It is troubling to consider Janice’s report of analysts who cancel low fee patients or make such patients or supervisees wait for an appointment from week to week. This seems an availability issue of another magnitude, more a breaking of the frame, a kind of betrayal of certain ethical commitments that we make when we put out a shingle to practice. I found myself wondering if our rapid technological advances have begun to affect our sense of attachment in ways that we are likely only to discover once well underway. It is safe to say that many analysts are not “digital natives” but even older generations have adapted – using email, text, smartphone apps, and social media. Some of us struggle with internet usage and distractions from tech devices. What insidious effects might the impingement of technology have on our analytic position when seen in the context of questions about availability and the frame? This begs yet another question: do analysts struggle with the urge to look at their iPhones in session, waiting for some important text for example, even if only silently monitored, or worse, contemplate responding to a text with a word or short phrase? Even if such impulses are not acted upon, they undoubtedly create moments of unavailability, at the very least.

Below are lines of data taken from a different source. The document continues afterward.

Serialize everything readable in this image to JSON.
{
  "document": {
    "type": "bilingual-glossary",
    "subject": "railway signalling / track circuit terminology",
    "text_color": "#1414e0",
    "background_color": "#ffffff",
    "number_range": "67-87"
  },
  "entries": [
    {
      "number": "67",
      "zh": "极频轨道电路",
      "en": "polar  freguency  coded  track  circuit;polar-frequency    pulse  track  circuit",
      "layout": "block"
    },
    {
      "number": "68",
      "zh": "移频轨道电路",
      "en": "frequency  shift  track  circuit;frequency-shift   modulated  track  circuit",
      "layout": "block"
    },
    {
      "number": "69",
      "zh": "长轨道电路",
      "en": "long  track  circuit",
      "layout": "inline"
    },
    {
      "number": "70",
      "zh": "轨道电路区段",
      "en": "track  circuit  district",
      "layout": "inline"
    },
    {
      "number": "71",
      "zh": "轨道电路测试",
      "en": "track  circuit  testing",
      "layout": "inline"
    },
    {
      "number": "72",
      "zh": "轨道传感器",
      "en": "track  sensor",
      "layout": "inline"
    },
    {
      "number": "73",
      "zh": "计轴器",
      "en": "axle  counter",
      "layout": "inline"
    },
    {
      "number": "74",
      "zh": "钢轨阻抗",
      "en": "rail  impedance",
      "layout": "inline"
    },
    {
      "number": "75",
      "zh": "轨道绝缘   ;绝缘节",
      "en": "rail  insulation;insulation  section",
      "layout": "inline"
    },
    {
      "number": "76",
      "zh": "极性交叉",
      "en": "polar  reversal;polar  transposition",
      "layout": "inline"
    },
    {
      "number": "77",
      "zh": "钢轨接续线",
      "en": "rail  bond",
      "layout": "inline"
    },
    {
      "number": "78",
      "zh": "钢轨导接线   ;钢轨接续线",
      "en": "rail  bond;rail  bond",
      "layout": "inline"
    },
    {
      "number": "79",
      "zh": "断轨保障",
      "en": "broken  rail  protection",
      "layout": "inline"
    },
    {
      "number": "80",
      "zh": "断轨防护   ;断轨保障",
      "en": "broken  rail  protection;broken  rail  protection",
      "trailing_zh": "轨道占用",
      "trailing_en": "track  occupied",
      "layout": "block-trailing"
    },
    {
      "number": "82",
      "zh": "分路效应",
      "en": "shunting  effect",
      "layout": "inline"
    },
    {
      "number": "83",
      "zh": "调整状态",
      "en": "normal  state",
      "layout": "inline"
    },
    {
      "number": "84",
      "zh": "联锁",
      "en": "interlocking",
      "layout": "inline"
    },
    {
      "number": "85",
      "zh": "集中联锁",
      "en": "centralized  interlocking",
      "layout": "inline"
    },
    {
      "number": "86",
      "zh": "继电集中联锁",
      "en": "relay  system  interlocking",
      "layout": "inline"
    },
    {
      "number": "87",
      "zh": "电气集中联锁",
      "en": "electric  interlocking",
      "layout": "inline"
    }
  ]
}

Finally, I kept thinking as I wrote these last words how useful it would be to conduct an anonymous survey about these analytic behaviors – and maybe to expand such reflections in a longer paper. I imagine the title as something like: A Plea for a Measure of the Analyst’s Availability (and Responsibility) in Contemporary Clinical Practice – with apologies to Joyce McDougall.
Eissler, K. R. (1953). The effect of the structure of the ego on psychoanalytic technique. J. Amer. Psychoanal. Assn., 1:104-143.
MacDougall, J. (1980). A plea for a measure of abnormality. Madison, CT: International Universities Press.
Ogden, T.H. (2016). Reclaiming unlived life: Experiences in psychoanalysis. NY: Routledge.
Stone, L. (1954). The widening scope of indications for psychoanalysis. J. Amer. Psychoanal. Assn., 2:567-594.
Joseph A. Cancelmo, MSEd., PsyD, FIPA is Past President, Training and Supervising Psychoanalyst (Fellow), Faculty member and Chair of The L.J Gould Center for Systems-Psychoanalytic Studies of IPTAR.
Thoughts on Availability
Claudia Heilbrunn, MA
In her piece “The Availability (and the Responsibility) of the Analyst”, Janice Lieberman questions the practices “of those who electively take vacations or cancel blocks of sessions, not those who must take time off due to planned surgeries, cancer treatment, and the like” - those absences that are “uncontrollable.” But how much do we really control when it comes to our availability? Is not the distinction between physical and psychological availability in some ways false? Sure, we can skip vacations and days off, take emergency calls when needed, say no to an event...